If you’re interested in buying a stock that’s safe enough to recommend for your grandma or your grandchildren alike, Abbott Laboratories (NYSE: ABT) has a lot to offer. The healthcare juggernaut is capably led, fully diversified, and constantly expanding — and it has proven quite profitable to hold over long periods.
Nonetheless, one person’s favorite stable stock is another person’s market-underperforming clunker. Let’s take a look at the company’s benefits and drawbacks as an investment so that you can judge whether or not it’s a good buy for you.
Steady, long-term growth for patient investors
Abbott Labs has a handful of factors that make it a strong anchor for retirement savings and other long-term investing purposes. The single most critical factor is that the business has a very long history of successfully developing new products to chase new growth opportunities like coronavirus diagnostic testing, while also retaining its substantial base of revenue derived from sales of relatively evergreen products like baby formula and disposable surgical tools. In 2021, these products provided more than $43 billion in revenue.

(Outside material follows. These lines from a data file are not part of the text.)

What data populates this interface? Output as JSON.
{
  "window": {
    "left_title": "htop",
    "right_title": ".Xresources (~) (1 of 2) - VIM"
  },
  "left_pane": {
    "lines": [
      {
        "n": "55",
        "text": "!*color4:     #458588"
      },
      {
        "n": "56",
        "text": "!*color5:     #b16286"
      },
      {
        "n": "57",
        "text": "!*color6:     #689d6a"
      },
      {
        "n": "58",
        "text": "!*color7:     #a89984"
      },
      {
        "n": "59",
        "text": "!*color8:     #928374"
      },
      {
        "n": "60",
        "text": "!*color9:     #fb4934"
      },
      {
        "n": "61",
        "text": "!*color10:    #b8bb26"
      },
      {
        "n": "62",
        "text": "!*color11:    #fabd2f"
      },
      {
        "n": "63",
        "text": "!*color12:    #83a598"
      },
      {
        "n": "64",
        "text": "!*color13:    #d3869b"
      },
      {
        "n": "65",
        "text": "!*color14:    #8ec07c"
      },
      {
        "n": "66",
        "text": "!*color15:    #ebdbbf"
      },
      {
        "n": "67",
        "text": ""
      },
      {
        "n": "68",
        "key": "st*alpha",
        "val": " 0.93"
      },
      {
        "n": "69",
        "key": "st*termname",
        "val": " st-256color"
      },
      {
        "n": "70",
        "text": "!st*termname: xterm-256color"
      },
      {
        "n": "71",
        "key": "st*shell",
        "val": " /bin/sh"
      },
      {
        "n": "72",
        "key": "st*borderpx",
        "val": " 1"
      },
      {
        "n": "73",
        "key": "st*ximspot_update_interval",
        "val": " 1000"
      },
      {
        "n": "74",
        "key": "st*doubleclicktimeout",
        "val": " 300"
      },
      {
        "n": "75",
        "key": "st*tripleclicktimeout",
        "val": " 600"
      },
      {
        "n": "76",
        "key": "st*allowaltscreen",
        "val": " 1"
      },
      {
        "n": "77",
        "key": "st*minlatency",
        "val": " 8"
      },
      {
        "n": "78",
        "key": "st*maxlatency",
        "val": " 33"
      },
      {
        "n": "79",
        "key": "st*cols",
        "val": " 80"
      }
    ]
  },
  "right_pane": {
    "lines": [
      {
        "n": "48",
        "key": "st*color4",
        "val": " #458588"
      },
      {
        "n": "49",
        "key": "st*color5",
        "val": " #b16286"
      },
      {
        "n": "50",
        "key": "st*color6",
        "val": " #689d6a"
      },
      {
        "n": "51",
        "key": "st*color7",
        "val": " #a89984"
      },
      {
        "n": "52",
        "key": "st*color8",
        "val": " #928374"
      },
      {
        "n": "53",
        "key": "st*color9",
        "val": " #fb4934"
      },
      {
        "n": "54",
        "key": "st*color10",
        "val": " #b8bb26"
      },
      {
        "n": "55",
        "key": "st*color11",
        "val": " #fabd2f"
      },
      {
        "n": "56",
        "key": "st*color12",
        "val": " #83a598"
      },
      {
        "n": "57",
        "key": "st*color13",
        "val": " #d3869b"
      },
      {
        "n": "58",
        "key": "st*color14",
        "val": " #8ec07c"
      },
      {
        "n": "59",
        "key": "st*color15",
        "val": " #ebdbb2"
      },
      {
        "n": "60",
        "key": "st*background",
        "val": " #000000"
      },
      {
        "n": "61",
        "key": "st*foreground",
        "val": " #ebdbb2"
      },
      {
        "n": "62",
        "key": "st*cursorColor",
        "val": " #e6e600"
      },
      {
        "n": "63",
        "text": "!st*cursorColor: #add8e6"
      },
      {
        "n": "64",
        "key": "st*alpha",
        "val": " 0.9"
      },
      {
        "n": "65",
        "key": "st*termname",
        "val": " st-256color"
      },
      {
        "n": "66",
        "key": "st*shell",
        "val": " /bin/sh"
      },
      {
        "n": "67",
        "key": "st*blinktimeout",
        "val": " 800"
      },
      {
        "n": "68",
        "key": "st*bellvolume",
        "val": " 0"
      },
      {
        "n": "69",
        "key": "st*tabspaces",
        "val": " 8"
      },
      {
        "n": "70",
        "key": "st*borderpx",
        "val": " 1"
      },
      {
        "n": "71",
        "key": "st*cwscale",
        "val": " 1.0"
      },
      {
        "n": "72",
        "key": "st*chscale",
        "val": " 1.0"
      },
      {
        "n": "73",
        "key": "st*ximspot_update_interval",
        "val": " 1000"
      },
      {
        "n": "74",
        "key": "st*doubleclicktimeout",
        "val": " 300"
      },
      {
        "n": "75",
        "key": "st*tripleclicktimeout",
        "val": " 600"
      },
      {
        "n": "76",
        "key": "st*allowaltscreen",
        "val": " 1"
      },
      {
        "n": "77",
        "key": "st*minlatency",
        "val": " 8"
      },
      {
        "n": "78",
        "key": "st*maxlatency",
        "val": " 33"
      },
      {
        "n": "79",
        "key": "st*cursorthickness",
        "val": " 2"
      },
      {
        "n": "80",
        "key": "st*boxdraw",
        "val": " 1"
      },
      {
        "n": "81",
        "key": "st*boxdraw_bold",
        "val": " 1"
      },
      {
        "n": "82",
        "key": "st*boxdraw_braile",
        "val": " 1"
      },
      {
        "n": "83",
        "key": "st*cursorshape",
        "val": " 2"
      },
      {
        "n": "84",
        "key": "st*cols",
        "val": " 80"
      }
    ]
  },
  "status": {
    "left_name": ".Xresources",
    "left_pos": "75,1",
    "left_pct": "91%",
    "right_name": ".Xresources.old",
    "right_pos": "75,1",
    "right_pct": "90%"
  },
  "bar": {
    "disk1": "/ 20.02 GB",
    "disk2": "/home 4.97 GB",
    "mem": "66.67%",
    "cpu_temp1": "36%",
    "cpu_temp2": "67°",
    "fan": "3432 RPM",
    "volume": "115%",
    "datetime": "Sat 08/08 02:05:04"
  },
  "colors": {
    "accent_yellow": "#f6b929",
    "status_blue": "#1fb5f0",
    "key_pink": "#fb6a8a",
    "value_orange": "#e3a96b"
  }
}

For those wondering, the company has been operating in some form or another for more than 130 years, which attests to its enduring ability to compete. Most recently, its medical device division has been pioneering in-demand products like continuous glucose monitors for diabetes management. It’s also developing even more sophisticated things like deep brain stimulation hardware for severe depression.
Consistent innovation like that has a cost, though. Its trailing 12-month research and development (R&D) expenses topped $2.8 billion, which works out to around 6.2% of its revenue. But over the past five years, its proportion of R&D expenses to revenue has fallen, and net income has risen by 307% to reach more than $8.5 billion. So it’s clear that R&D expenses are quite sustainable. That’s another point in its favor for long-term investors, as it demonstrates that Abbott can secure tons of earnings growth even if it doesn’t divert any additional slices of its revenue pie to developing new products.
And that’s also part of the reason why it can afford to treat its shareholders with a metronome-like beat of stock buybacks and dividend payments for years on end. In fact, it’s a Dividend King, which is a distinction it earned by increasing its dividend payout every year for the last half century. Investors can probably count on the company to keep raising its dividend and maintain that record.
So if you’re willing to hold its shares for the next 50 years, you’ll likely see your dividend income grow by many times over. Such growth is unlikely to make your total return from Abbott Labs approach that of a bona fide growth stock, but the point is that it won’t require you to take on growth stock levels of risk to get a solid gain.
Don’t expect riches to come quickly
As great as Abbott’s product mix and dividend policies are, it isn’t about to consistently outperform the market. With a market cap in excess of $191 billion, it’s one of the world’s largest businesses. It’s incredibly hard to post rapid revenue growth at that size even with a constant supply of new products, at least for companies outside the software industry.
Furthermore, it has plenty of competition in most of its segments, so there isn’t much hope for any instances of trouble-free market penetration. Medical device manufacturers like DexCom are staunch competition for Abbott’s glucose monitors, and they’re also likely to expand more rapidly in that market thanks to their smaller size and tighter focus.
So if you’re looking for a conservative stock that’ll appreciate in value steadily over time without too many bumps in the road, Abbott Labs could be a profitable addition to your portfolio. On the other hand, it it may not be the right pick for people wishing to take on higher levels of risk for larger returns, and it also may not be a good option for those who dislike paying taxes on their dividend income.